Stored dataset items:
########
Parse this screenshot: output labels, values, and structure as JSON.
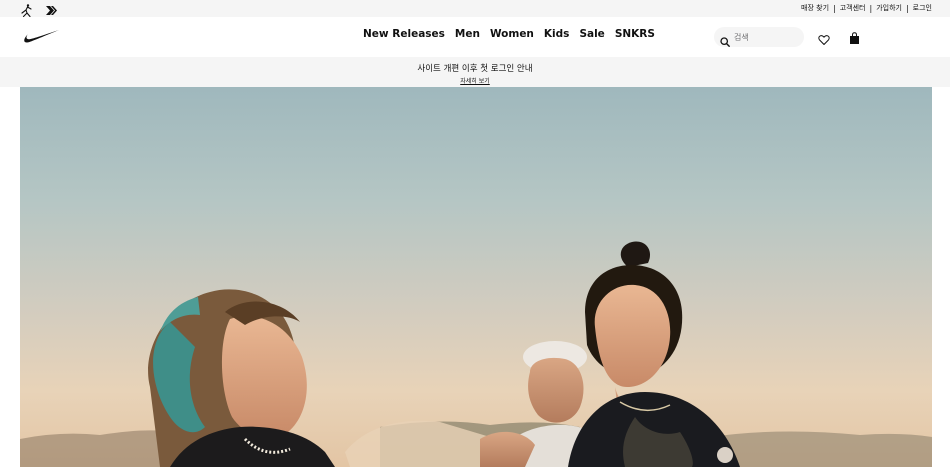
{
  "utility_bar": {
    "links": [
      "매장 찾기",
      "고객센터",
      "가입하기",
      "로그인"
    ],
    "brand_icons": [
      "jordan-icon",
      "converse-icon"
    ]
  },
  "header": {
    "logo": "nike-swoosh-icon",
    "nav": [
      "New Releases",
      "Men",
      "Women",
      "Kids",
      "Sale",
      "SNKRS"
    ],
    "search": {
      "placeholder": "검색",
      "value": ""
    },
    "icons": [
      "heart-icon",
      "bag-icon"
    ]
  },
  "announcement": {
    "title": "사이트 개편 이후 첫 로그인 안내",
    "link": "자세히 보기"
  },
  "colors": {
    "utility_bg": "#f5f5f5",
    "text": "#111111",
    "placeholder": "#707072"
  }
}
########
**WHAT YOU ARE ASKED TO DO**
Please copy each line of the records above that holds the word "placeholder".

**ANSWER FOR THE TASK**
      "placeholder": "검색",
    "placeholder": "#707072"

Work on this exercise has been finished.